| DIRECTIONS FOR THIS TASK |
Using the listing that follows, filter out every line lacking the string "Windows" and return the rest.

| DATA FOR THIS TASK |
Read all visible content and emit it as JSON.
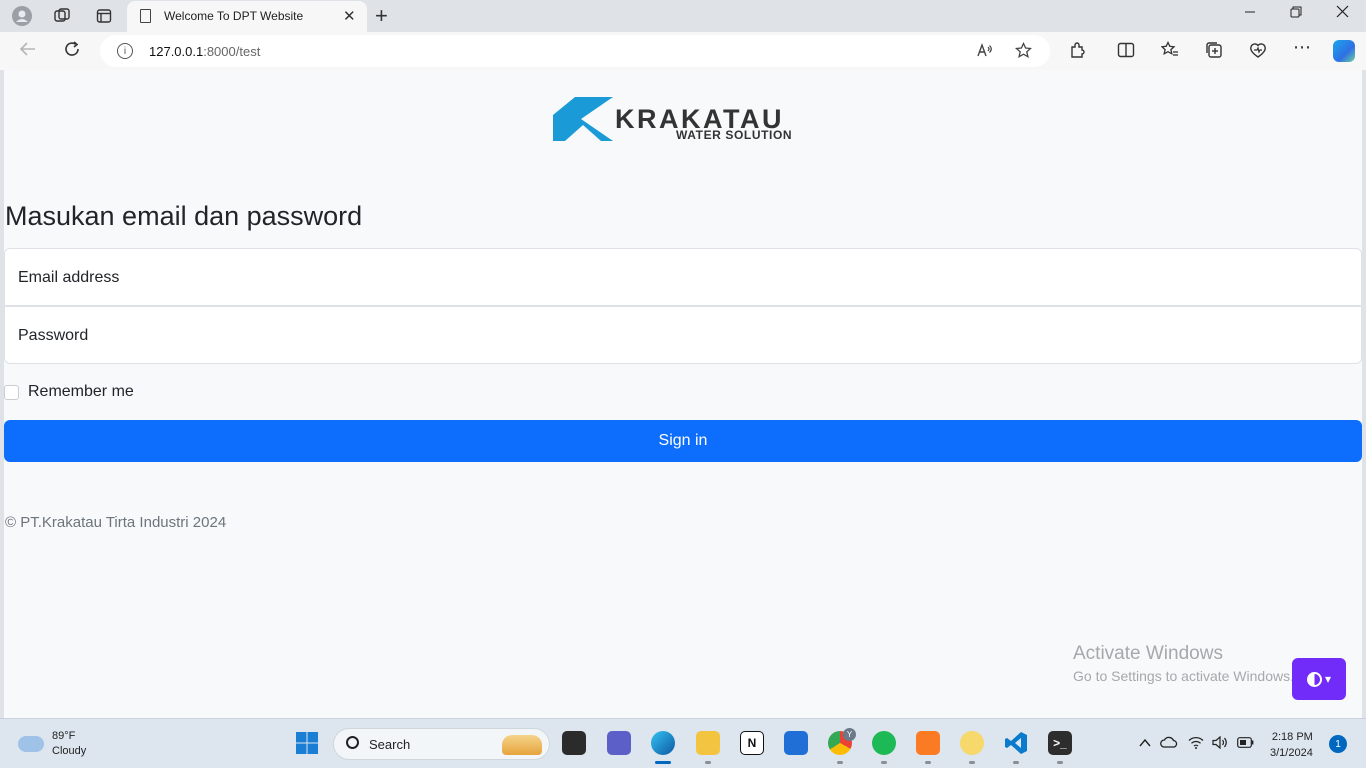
{
  "browser": {
    "tab_title": "Welcome To DPT Website",
    "tab_close_glyph": "✕",
    "new_tab_glyph": "+",
    "url_host": "127.0.0.1",
    "url_rest": ":8000/test"
  },
  "page": {
    "logo_brand": "KRAKATAU",
    "logo_tagline": "WATER SOLUTION",
    "heading": "Masukan email dan password",
    "email_label": "Email address",
    "password_label": "Password",
    "remember_label": "Remember me",
    "signin_label": "Sign in",
    "footer": "© PT.Krakatau Tirta Industri 2024"
  },
  "watermark": {
    "line1": "Activate Windows",
    "line2": "Go to Settings to activate Windows."
  },
  "taskbar": {
    "weather_temp": "89°F",
    "weather_desc": "Cloudy",
    "search_placeholder": "Search",
    "time": "2:18 PM",
    "date": "3/1/2024",
    "notification_count": "1",
    "chrome_badge": "Y"
  },
  "colors": {
    "primary": "#0d6efd",
    "theme_button": "#712cf9",
    "logo_blue": "#1a9bd7",
    "logo_text": "#333333"
  }
}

| SOLUTION TO THIS EXERCISE |
    "line1": "Activate Windows",
    "line2": "Go to Settings to activate Windows."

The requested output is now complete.